With the regatta a major success, sponsorships for next year's event will likely be easier to get. Gustafson said a lot of people didn't
believe the regatta would prove successful, so not all costs were covered.
Gustafson said the DDA would be responsible for those costs, and while he didn't get into specifics, he has previously told the Bradenton Herald they were about $15,000 short in sponsorship funds before the regatta.
Costs of public works and law enforcement manpower supplied by Bradenton and Palmetto will have to be paid, but a portion of the food vendor sales will to return to the cities to cover the costs.
Palmetto City Clerk Jim Freeman said it's too early to know those costs. The city will address costs, reimbursements and evaluate the regatta at its next meeting March 2, "or we may even call a special workshop to do that."
Gustafson said he doesn't know Bradenton's expense totals yet, but estimates ranged up to $15,000 prior to the event. The good news is successful food sales should cover expenses for both cities.
"Those numbers are still coming in, but I know they sold well over $100,000 in food and beverage and honestly, it will probably be closer to $200,000 by the time we get all the numbers," he said. "I was told by the vendors that they have never had a busier day at any other function in their history, and they are already planning to double their footprint and amount of staff next year."
To shorten the lines at food stands, Gustafson said one goal will be to have more vendors. Organizers are meeting Tuesday to conduct a post-event regatta evaluation.
"We want to have it better," said Gustafson. "We want more bathrooms, double the size of vendors, we want that Friday concert in Palmetto and to have more things on their side of the river, and we definitely want to set up a shuttle system next year. We want more businesses to open up their parking lots to let more charities use it as a fundraiser. There are definitely things we learned that will help us kick it up a notch next year."
The event was predicted to create up to a $10 million economic impact. Gustafson said those figures would likely be available within the next five weeks but in the meantime: "I'm hearing from businesses that said their sales were up 60 percent compared to this same day last year."

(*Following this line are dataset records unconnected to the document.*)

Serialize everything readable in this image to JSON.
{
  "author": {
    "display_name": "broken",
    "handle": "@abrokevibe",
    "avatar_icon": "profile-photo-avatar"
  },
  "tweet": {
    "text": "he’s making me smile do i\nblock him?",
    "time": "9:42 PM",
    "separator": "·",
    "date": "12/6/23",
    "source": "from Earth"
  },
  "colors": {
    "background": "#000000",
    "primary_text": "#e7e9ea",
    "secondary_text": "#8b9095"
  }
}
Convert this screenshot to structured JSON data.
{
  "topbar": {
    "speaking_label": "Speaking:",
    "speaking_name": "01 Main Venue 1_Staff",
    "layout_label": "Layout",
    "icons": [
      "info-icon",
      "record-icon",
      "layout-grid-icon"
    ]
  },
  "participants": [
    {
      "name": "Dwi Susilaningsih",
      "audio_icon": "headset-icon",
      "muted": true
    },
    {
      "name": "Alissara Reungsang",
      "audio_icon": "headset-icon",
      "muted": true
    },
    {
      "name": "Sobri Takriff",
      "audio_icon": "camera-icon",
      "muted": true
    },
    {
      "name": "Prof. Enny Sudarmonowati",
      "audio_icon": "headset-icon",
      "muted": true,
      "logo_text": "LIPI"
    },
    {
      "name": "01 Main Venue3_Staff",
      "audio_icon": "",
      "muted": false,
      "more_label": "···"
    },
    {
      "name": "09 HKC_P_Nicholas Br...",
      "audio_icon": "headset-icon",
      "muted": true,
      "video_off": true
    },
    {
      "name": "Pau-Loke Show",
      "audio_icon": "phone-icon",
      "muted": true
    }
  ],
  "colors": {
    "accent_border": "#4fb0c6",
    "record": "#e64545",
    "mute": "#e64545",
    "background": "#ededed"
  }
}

Mark Young, Herald urban affairs reporter, can be reached at 941-745-7041 or follow him on Twitter @urbanmark2014.